Segment Start: Supplied material
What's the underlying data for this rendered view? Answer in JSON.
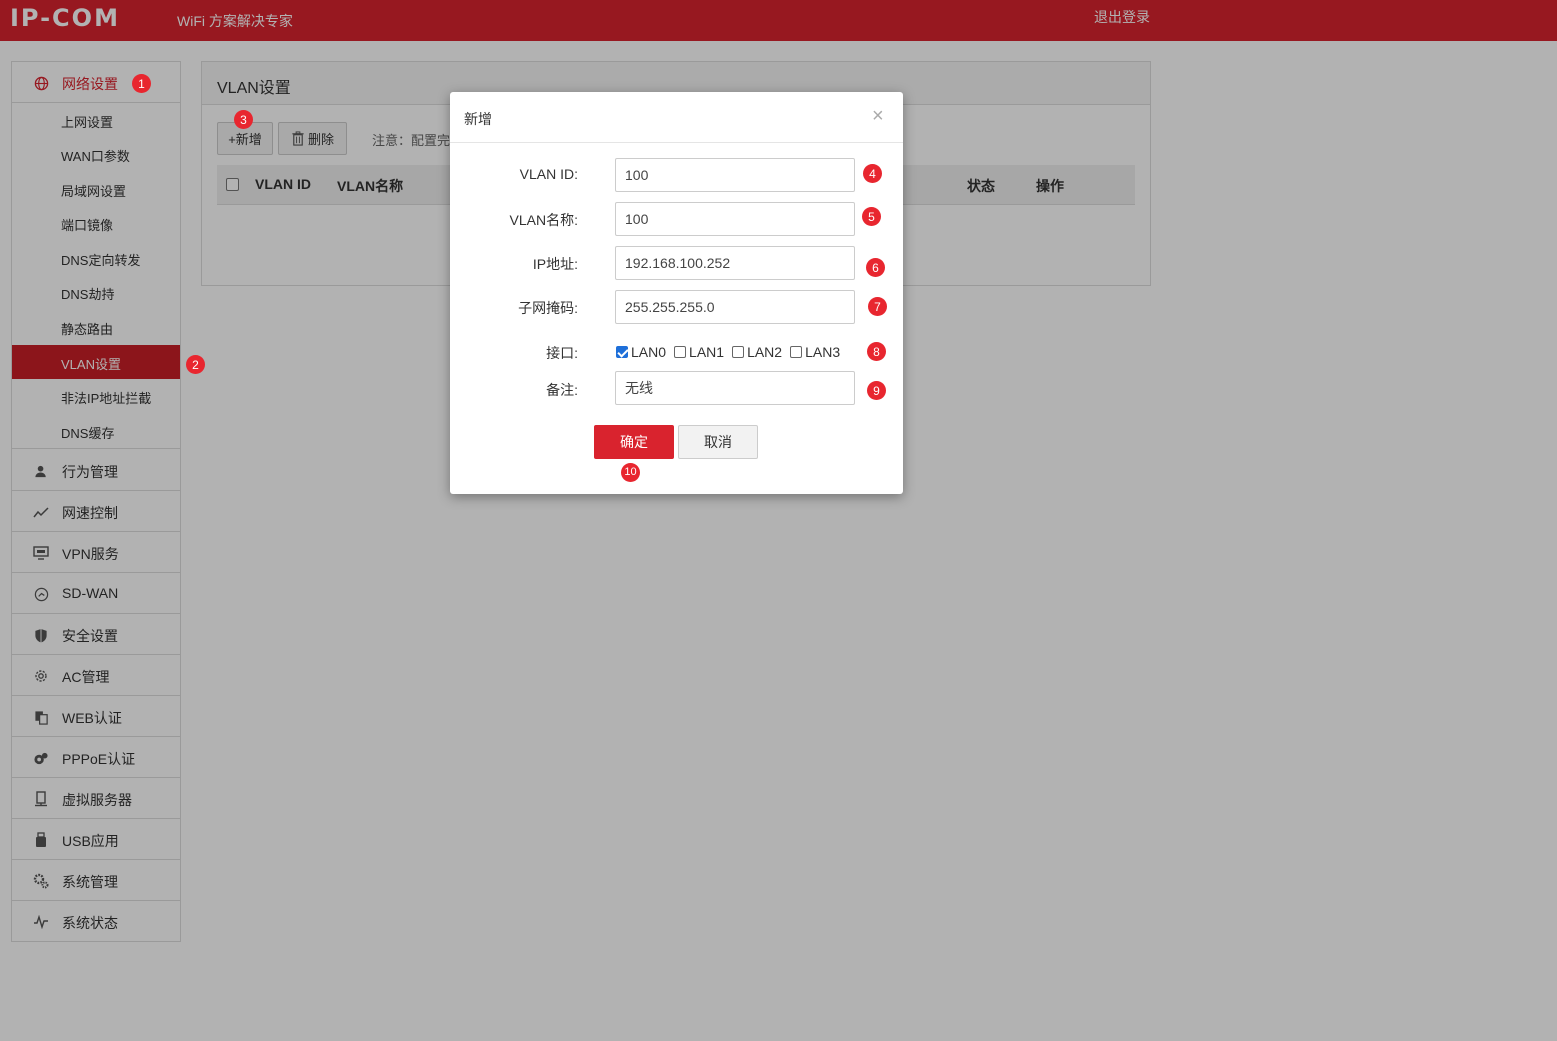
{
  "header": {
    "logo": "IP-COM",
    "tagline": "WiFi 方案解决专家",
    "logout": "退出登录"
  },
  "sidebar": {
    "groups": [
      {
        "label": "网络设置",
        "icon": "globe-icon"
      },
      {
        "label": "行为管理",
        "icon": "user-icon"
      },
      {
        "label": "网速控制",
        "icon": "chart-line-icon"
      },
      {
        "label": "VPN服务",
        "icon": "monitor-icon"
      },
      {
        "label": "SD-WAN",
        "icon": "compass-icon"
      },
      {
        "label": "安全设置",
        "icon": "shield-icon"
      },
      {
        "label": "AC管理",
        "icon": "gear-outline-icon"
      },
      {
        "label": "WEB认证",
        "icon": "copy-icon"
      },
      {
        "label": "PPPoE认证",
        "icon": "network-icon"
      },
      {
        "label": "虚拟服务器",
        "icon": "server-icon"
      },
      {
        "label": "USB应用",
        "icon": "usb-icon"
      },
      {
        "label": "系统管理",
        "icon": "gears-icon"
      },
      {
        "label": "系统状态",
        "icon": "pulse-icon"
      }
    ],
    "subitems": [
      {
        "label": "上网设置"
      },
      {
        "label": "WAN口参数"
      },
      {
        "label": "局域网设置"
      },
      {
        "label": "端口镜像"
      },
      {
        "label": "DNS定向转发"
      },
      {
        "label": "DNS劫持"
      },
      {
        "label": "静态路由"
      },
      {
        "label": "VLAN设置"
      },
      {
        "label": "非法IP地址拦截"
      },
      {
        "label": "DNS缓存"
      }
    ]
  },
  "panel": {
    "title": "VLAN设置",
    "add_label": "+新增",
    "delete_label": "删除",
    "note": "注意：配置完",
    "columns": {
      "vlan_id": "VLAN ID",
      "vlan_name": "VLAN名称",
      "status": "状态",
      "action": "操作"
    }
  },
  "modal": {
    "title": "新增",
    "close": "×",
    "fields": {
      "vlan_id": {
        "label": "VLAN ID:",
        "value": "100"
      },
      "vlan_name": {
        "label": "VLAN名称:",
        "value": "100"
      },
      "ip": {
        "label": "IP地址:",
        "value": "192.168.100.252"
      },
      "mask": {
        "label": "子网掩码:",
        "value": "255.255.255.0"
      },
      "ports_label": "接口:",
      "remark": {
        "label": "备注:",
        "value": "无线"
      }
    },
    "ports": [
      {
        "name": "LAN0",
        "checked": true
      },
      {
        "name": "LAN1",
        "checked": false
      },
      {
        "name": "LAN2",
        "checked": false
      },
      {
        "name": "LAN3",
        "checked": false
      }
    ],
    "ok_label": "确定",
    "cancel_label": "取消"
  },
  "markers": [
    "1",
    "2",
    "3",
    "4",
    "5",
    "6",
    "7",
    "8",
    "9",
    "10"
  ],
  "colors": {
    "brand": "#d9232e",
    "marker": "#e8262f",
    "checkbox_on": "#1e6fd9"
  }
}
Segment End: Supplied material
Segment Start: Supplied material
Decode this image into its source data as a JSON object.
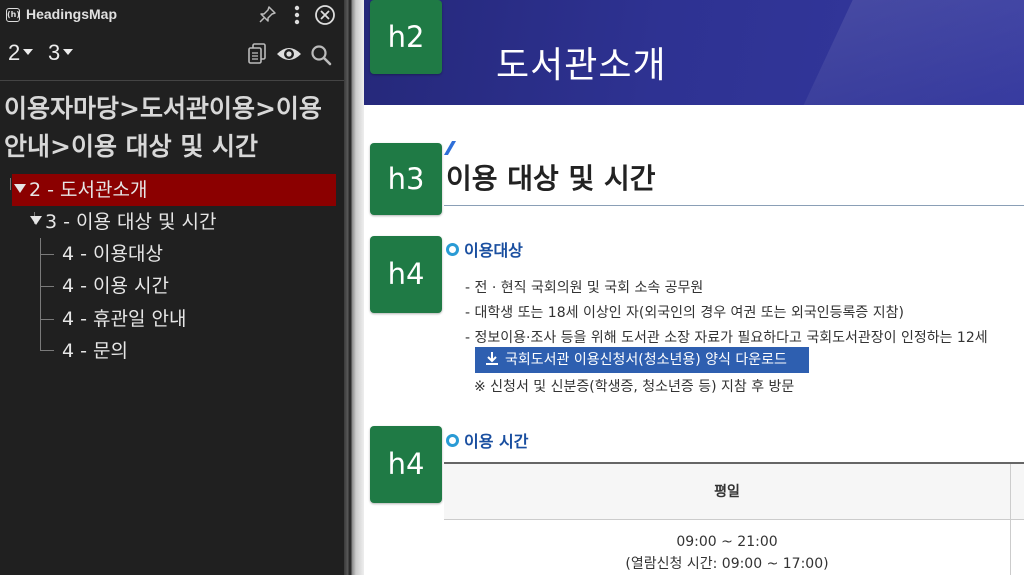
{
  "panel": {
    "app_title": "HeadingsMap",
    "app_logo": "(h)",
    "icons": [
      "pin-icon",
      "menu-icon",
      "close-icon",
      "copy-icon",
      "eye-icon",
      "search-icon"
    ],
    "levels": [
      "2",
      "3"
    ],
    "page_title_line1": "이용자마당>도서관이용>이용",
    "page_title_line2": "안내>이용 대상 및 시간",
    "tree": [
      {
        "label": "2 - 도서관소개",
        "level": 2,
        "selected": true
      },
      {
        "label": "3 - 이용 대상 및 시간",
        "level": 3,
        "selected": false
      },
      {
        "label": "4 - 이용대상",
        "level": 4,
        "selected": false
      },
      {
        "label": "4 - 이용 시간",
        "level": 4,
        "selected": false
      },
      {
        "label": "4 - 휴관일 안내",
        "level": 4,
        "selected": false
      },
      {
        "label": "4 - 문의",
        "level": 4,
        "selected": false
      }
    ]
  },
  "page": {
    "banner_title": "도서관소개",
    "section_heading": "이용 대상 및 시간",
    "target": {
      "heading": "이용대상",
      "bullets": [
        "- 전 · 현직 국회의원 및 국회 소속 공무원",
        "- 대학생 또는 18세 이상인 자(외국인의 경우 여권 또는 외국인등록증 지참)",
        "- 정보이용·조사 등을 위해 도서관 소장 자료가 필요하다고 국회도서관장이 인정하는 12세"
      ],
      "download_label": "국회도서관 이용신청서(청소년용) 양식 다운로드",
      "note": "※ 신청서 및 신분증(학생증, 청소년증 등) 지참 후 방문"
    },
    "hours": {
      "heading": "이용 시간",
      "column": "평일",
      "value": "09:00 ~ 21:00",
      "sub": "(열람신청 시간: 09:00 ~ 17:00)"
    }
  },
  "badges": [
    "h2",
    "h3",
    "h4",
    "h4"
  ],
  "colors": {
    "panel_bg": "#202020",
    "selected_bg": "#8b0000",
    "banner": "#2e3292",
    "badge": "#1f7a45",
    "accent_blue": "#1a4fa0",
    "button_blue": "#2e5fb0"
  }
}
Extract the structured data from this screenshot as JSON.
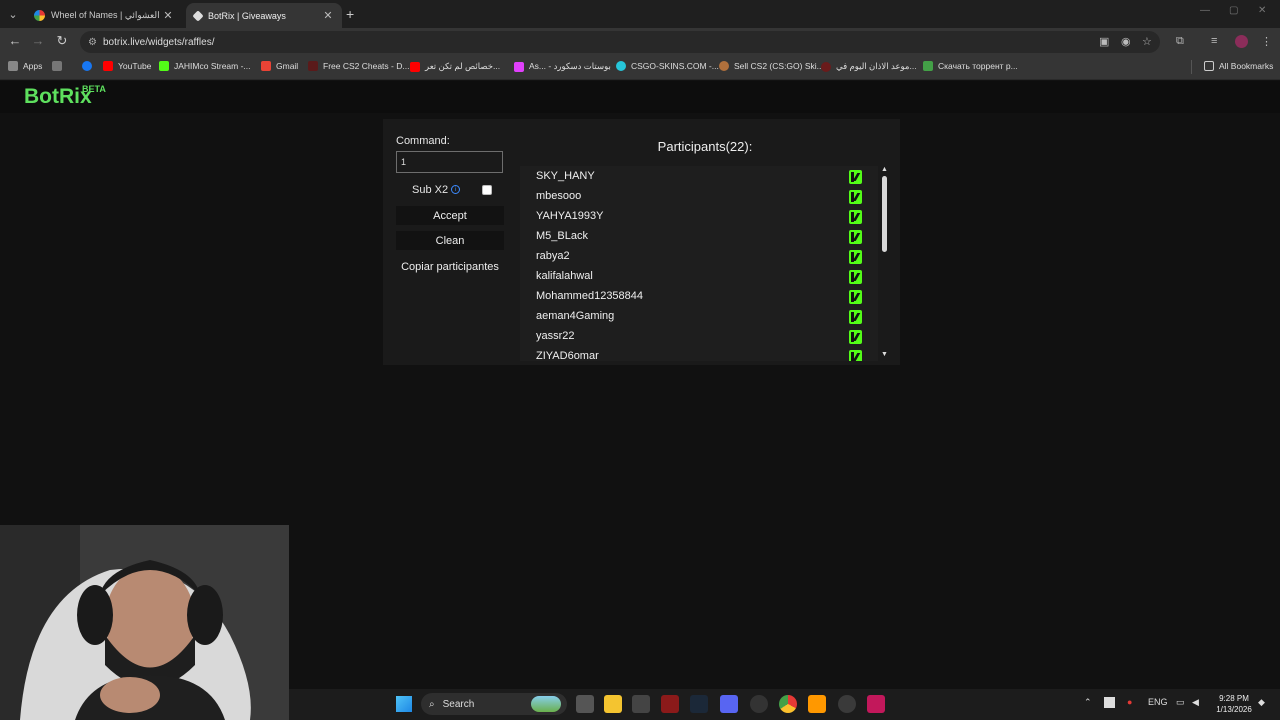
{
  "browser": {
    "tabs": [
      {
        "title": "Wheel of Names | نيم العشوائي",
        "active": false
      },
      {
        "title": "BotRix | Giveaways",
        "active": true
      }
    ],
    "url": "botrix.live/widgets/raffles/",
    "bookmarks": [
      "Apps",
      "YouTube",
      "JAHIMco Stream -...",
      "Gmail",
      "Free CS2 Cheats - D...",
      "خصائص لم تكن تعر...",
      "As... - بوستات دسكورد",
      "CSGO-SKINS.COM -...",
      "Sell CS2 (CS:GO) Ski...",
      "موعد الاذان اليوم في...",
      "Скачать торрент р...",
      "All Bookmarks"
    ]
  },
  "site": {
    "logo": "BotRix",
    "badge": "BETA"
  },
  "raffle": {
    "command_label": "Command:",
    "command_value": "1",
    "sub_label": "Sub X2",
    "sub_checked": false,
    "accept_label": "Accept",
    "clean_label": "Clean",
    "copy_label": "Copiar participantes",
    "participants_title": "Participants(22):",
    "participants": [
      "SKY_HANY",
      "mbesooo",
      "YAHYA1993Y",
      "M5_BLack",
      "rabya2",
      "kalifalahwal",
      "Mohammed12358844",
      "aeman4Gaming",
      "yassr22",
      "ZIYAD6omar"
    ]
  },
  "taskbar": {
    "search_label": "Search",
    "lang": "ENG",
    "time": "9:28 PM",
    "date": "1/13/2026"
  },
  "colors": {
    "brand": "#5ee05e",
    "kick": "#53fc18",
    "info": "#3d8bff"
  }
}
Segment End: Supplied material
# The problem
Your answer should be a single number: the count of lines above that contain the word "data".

# Answer for this exercise
3